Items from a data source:
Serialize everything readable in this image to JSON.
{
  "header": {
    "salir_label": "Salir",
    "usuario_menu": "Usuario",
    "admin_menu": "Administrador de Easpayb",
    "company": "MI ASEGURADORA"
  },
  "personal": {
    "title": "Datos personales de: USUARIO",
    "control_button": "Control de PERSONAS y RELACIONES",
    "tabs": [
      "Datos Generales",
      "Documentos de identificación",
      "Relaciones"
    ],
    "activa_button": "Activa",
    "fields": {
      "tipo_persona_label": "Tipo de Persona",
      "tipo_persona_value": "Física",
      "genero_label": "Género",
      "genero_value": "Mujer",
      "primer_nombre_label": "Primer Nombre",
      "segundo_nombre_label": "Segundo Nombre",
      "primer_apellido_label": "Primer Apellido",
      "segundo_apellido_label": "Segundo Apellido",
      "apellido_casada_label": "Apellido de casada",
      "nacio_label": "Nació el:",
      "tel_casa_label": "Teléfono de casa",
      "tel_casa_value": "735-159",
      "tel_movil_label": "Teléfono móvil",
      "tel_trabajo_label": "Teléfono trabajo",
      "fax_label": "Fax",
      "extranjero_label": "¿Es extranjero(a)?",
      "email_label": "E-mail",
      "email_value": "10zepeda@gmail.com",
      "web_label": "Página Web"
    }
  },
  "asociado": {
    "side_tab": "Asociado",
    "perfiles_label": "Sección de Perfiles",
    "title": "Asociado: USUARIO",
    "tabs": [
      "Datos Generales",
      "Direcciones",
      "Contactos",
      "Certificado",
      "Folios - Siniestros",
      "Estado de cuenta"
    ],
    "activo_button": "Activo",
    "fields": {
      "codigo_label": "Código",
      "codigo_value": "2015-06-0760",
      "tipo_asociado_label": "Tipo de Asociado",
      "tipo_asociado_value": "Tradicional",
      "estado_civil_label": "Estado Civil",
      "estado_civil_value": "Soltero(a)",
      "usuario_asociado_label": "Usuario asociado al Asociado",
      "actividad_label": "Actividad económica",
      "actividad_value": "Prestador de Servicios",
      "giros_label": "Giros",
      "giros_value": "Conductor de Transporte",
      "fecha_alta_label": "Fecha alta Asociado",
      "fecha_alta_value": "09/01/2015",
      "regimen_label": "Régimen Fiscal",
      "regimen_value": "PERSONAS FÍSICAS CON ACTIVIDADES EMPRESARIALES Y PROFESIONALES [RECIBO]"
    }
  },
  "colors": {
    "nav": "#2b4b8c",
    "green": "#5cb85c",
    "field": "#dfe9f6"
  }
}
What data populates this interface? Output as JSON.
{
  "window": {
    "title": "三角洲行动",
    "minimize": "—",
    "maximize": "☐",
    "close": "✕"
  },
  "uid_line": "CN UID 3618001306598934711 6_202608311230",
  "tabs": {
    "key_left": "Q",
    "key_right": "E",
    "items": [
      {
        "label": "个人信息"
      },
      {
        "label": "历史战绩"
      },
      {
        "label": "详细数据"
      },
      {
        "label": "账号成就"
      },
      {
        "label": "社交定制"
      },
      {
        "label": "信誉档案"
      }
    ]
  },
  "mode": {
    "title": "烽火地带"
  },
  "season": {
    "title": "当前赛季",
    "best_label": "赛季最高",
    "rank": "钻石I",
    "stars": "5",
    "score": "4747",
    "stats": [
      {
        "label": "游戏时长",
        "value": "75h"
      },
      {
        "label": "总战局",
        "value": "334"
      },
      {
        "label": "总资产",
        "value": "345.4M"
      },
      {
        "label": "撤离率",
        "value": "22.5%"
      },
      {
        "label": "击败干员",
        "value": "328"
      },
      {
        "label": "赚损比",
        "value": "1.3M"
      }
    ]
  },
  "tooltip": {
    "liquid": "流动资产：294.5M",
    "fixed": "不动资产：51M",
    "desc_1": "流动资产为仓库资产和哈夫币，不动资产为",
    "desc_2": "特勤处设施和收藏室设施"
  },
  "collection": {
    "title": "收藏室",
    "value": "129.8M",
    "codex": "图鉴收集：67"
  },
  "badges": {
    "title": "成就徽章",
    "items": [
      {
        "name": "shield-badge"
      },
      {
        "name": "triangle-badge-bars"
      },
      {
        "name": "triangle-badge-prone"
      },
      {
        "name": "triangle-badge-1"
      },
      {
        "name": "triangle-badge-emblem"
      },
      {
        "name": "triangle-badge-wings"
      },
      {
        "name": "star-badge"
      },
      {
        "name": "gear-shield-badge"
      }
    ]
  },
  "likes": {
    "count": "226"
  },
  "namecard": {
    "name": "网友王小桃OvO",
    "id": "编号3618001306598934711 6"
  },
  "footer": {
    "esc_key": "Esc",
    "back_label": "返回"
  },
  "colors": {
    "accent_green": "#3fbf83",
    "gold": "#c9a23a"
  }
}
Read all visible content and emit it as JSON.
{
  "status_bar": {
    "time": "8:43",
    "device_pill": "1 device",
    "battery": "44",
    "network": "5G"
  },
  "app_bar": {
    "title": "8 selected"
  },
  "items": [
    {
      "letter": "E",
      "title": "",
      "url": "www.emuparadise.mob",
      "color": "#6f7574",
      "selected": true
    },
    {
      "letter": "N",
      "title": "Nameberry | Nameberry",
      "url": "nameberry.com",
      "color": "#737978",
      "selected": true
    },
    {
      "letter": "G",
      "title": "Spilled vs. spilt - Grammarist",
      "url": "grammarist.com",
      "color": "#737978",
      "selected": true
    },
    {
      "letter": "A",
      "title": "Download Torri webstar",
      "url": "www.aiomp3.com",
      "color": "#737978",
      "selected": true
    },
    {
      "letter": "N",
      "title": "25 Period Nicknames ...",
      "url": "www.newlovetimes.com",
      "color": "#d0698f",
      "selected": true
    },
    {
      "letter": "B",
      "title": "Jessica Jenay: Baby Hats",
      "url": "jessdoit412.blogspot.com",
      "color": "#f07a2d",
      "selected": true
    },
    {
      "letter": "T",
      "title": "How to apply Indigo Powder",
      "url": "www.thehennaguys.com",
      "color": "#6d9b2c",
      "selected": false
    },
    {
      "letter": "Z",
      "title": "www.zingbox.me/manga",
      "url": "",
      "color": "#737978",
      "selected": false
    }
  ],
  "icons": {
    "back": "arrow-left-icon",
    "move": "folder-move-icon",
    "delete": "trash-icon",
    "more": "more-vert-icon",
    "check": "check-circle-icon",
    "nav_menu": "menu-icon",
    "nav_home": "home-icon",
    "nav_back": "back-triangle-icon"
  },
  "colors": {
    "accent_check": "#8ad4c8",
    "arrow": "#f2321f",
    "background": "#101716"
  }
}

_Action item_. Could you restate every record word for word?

_Task output_.
Serialize everything readable in this image to JSON.
{
  "header": {
    "salir_label": "Salir",
    "usuario_menu": "Usuario",
    "admin_menu": "Administrador de Easpayb",
    "company": "MI ASEGURADORA"
  },
  "personal": {
    "title": "Datos personales de: USUARIO",
    "control_button": "Control de PERSONAS y RELACIONES",
    "tabs": [
      "Datos Generales",
      "Documentos de identificación",
      "Relaciones"
    ],
    "activa_button": "Activa",
    "fields": {
      "tipo_persona_label": "Tipo de Persona",
      "tipo_persona_value": "Física",
      "genero_label": "Género",
      "genero_value": "Mujer",
      "primer_nombre_label": "Primer Nombre",
      "segundo_nombre_label": "Segundo Nombre",
      "primer_apellido_label": "Primer Apellido",
      "segundo_apellido_label": "Segundo Apellido",
      "apellido_casada_label": "Apellido de casada",
      "nacio_label": "Nació el:",
      "tel_casa_label": "Teléfono de casa",
      "tel_casa_value": "735-159",
      "tel_movil_label": "Teléfono móvil",
      "tel_trabajo_label": "Teléfono trabajo",
      "fax_label": "Fax",
      "extranjero_label": "¿Es extranjero(a)?",
      "email_label": "E-mail",
      "email_value": "10zepeda@gmail.com",
      "web_label": "Página Web"
    }
  },
  "asociado": {
    "side_tab": "Asociado",
    "perfiles_label": "Sección de Perfiles",
    "title": "Asociado: USUARIO",
    "tabs": [
      "Datos Generales",
      "Direcciones",
      "Contactos",
      "Certificado",
      "Folios - Siniestros",
      "Estado de cuenta"
    ],
    "activo_button": "Activo",
    "fields": {
      "codigo_label": "Código",
      "codigo_value": "2015-06-0760",
      "tipo_asociado_label": "Tipo de Asociado",
      "tipo_asociado_value": "Tradicional",
      "estado_civil_label": "Estado Civil",
      "estado_civil_value": "Soltero(a)",
      "usuario_asociado_label": "Usuario asociado al Asociado",
      "actividad_label": "Actividad económica",
      "actividad_value": "Prestador de Servicios",
      "giros_label": "Giros",
      "giros_value": "Conductor de Transporte",
      "fecha_alta_label": "Fecha alta Asociado",
      "fecha_alta_value": "09/01/2015",
      "regimen_label": "Régimen Fiscal",
      "regimen_value": "PERSONAS FÍSICAS CON ACTIVIDADES EMPRESARIALES Y PROFESIONALES [RECIBO]"
    }
  },
  "colors": {
    "nav": "#2b4b8c",
    "green": "#5cb85c",
    "field": "#dfe9f6"
  }
}
What data populates this interface? Output as JSON.
{
  "window": {
    "title": "三角洲行动",
    "minimize": "—",
    "maximize": "☐",
    "close": "✕"
  },
  "uid_line": "CN UID 3618001306598934711 6_202608311230",
  "tabs": {
    "key_left": "Q",
    "key_right": "E",
    "items": [
      {
        "label": "个人信息"
      },
      {
        "label": "历史战绩"
      },
      {
        "label": "详细数据"
      },
      {
        "label": "账号成就"
      },
      {
        "label": "社交定制"
      },
      {
        "label": "信誉档案"
      }
    ]
  },
  "mode": {
    "title": "烽火地带"
  },
  "season": {
    "title": "当前赛季",
    "best_label": "赛季最高",
    "rank": "钻石I",
    "stars": "5",
    "score": "4747",
    "stats": [
      {
        "label": "游戏时长",
        "value": "75h"
      },
      {
        "label": "总战局",
        "value": "334"
      },
      {
        "label": "总资产",
        "value": "345.4M"
      },
      {
        "label": "撤离率",
        "value": "22.5%"
      },
      {
        "label": "击败干员",
        "value": "328"
      },
      {
        "label": "赚损比",
        "value": "1.3M"
      }
    ]
  },
  "tooltip": {
    "liquid": "流动资产：294.5M",
    "fixed": "不动资产：51M",
    "desc_1": "流动资产为仓库资产和哈夫币，不动资产为",
    "desc_2": "特勤处设施和收藏室设施"
  },
  "collection": {
    "title": "收藏室",
    "value": "129.8M",
    "codex": "图鉴收集：67"
  },
  "badges": {
    "title": "成就徽章",
    "items": [
      {
        "name": "shield-badge"
      },
      {
        "name": "triangle-badge-bars"
      },
      {
        "name": "triangle-badge-prone"
      },
      {
        "name": "triangle-badge-1"
      },
      {
        "name": "triangle-badge-emblem"
      },
      {
        "name": "triangle-badge-wings"
      },
      {
        "name": "star-badge"
      },
      {
        "name": "gear-shield-badge"
      }
    ]
  },
  "likes": {
    "count": "226"
  },
  "namecard": {
    "name": "网友王小桃OvO",
    "id": "编号3618001306598934711 6"
  },
  "footer": {
    "esc_key": "Esc",
    "back_label": "返回"
  },
  "colors": {
    "accent_green": "#3fbf83",
    "gold": "#c9a23a"
  }
}
Read all visible content and emit it as JSON.
{
  "status_bar": {
    "time": "8:43",
    "device_pill": "1 device",
    "battery": "44",
    "network": "5G"
  },
  "app_bar": {
    "title": "8 selected"
  },
  "items": [
    {
      "letter": "E",
      "title": "",
      "url": "www.emuparadise.mob",
      "color": "#6f7574",
      "selected": true
    },
    {
      "letter": "N",
      "title": "Nameberry | Nameberry",
      "url": "nameberry.com",
      "color": "#737978",
      "selected": true
    },
    {
      "letter": "G",
      "title": "Spilled vs. spilt - Grammarist",
      "url": "grammarist.com",
      "color": "#737978",
      "selected": true
    },
    {
      "letter": "A",
      "title": "Download Torri webstar",
      "url": "www.aiomp3.com",
      "color": "#737978",
      "selected": true
    },
    {
      "letter": "N",
      "title": "25 Period Nicknames ...",
      "url": "www.newlovetimes.com",
      "color": "#d0698f",
      "selected": true
    },
    {
      "letter": "B",
      "title": "Jessica Jenay: Baby Hats",
      "url": "jessdoit412.blogspot.com",
      "color": "#f07a2d",
      "selected": true
    },
    {
      "letter": "T",
      "title": "How to apply Indigo Powder",
      "url": "www.thehennaguys.com",
      "color": "#6d9b2c",
      "selected": false
    },
    {
      "letter": "Z",
      "title": "www.zingbox.me/manga",
      "url": "",
      "color": "#737978",
      "selected": false
    }
  ],
  "icons": {
    "back": "arrow-left-icon",
    "move": "folder-move-icon",
    "delete": "trash-icon",
    "more": "more-vert-icon",
    "check": "check-circle-icon",
    "nav_menu": "menu-icon",
    "nav_home": "home-icon",
    "nav_back": "back-triangle-icon"
  },
  "colors": {
    "accent_check": "#8ad4c8",
    "arrow": "#f2321f",
    "background": "#101716"
  }
}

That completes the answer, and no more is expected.